● Task instructions
A word-for-word repetition of the records beneath this task is the expected answer.

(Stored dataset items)
%%
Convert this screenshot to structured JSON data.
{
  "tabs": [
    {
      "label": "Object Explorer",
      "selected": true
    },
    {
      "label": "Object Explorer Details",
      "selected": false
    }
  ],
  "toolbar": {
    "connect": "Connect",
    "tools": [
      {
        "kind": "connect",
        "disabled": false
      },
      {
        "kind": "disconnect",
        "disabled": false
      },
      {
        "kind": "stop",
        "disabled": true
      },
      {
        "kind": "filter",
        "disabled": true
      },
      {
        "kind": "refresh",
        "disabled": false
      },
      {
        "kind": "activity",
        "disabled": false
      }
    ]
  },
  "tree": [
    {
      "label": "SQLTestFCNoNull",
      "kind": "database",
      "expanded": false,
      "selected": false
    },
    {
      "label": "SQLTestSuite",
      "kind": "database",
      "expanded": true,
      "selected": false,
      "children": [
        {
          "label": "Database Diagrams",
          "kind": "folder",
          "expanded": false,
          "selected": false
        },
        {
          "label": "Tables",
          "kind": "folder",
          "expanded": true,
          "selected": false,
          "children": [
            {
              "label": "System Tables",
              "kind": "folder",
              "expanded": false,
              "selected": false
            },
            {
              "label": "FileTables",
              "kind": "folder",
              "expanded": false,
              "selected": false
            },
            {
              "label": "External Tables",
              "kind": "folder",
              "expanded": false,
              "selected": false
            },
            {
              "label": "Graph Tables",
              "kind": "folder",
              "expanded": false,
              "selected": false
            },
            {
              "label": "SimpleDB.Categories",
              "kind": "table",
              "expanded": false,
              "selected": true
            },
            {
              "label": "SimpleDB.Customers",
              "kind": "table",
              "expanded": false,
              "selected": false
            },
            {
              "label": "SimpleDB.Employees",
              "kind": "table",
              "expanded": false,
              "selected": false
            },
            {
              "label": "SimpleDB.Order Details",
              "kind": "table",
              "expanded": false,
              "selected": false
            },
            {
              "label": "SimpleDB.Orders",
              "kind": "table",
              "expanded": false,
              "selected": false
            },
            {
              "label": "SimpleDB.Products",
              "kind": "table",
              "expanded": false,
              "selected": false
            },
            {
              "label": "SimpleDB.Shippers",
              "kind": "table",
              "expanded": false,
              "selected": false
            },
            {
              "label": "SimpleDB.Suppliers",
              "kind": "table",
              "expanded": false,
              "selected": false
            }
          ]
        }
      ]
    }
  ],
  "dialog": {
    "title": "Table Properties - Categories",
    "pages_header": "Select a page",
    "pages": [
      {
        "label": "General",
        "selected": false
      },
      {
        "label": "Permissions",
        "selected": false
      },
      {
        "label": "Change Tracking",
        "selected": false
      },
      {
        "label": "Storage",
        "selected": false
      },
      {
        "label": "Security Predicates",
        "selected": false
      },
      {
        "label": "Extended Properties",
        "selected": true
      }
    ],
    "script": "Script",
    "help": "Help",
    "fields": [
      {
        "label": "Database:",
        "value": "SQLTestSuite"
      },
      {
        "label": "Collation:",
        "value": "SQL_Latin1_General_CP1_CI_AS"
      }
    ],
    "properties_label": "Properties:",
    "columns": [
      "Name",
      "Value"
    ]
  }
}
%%
● Solution for this task
Convert this screenshot to structured JSON data.
{
  "tabs": [
    {
      "label": "Object Explorer",
      "selected": true
    },
    {
      "label": "Object Explorer Details",
      "selected": false
    }
  ],
  "toolbar": {
    "connect": "Connect",
    "tools": [
      {
        "kind": "connect",
        "disabled": false
      },
      {
        "kind": "disconnect",
        "disabled": false
      },
      {
        "kind": "stop",
        "disabled": true
      },
      {
        "kind": "filter",
        "disabled": true
      },
      {
        "kind": "refresh",
        "disabled": false
      },
      {
        "kind": "activity",
        "disabled": false
      }
    ]
  },
  "tree": [
    {
      "label": "SQLTestFCNoNull",
      "kind": "database",
      "expanded": false,
      "selected": false
    },
    {
      "label": "SQLTestSuite",
      "kind": "database",
      "expanded": true,
      "selected": false,
      "children": [
        {
          "label": "Database Diagrams",
          "kind": "folder",
          "expanded": false,
          "selected": false
        },
        {
          "label": "Tables",
          "kind": "folder",
          "expanded": true,
          "selected": false,
          "children": [
            {
              "label": "System Tables",
              "kind": "folder",
              "expanded": false,
              "selected": false
            },
            {
              "label": "FileTables",
              "kind": "folder",
              "expanded": false,
              "selected": false
            },
            {
              "label": "External Tables",
              "kind": "folder",
              "expanded": false,
              "selected": false
            },
            {
              "label": "Graph Tables",
              "kind": "folder",
              "expanded": false,
              "selected": false
            },
            {
              "label": "SimpleDB.Categories",
              "kind": "table",
              "expanded": false,
              "selected": true
            },
            {
              "label": "SimpleDB.Customers",
              "kind": "table",
              "expanded": false,
              "selected": false
            },
            {
              "label": "SimpleDB.Employees",
              "kind": "table",
              "expanded": false,
              "selected": false
            },
            {
              "label": "SimpleDB.Order Details",
              "kind": "table",
              "expanded": false,
              "selected": false
            },
            {
              "label": "SimpleDB.Orders",
              "kind": "table",
              "expanded": false,
              "selected": false
            },
            {
              "label": "SimpleDB.Products",
              "kind": "table",
              "expanded": false,
              "selected": false
            },
            {
              "label": "SimpleDB.Shippers",
              "kind": "table",
              "expanded": false,
              "selected": false
            },
            {
              "label": "SimpleDB.Suppliers",
              "kind": "table",
              "expanded": false,
              "selected": false
            }
          ]
        }
      ]
    }
  ],
  "dialog": {
    "title": "Table Properties - Categories",
    "pages_header": "Select a page",
    "pages": [
      {
        "label": "General",
        "selected": false
      },
      {
        "label": "Permissions",
        "selected": false
      },
      {
        "label": "Change Tracking",
        "selected": false
      },
      {
        "label": "Storage",
        "selected": false
      },
      {
        "label": "Security Predicates",
        "selected": false
      },
      {
        "label": "Extended Properties",
        "selected": true
      }
    ],
    "script": "Script",
    "help": "Help",
    "fields": [
      {
        "label": "Database:",
        "value": "SQLTestSuite"
      },
      {
        "label": "Collation:",
        "value": "SQL_Latin1_General_CP1_CI_AS"
      }
    ],
    "properties_label": "Properties:",
    "columns": [
      "Name",
      "Value"
    ]
  }
}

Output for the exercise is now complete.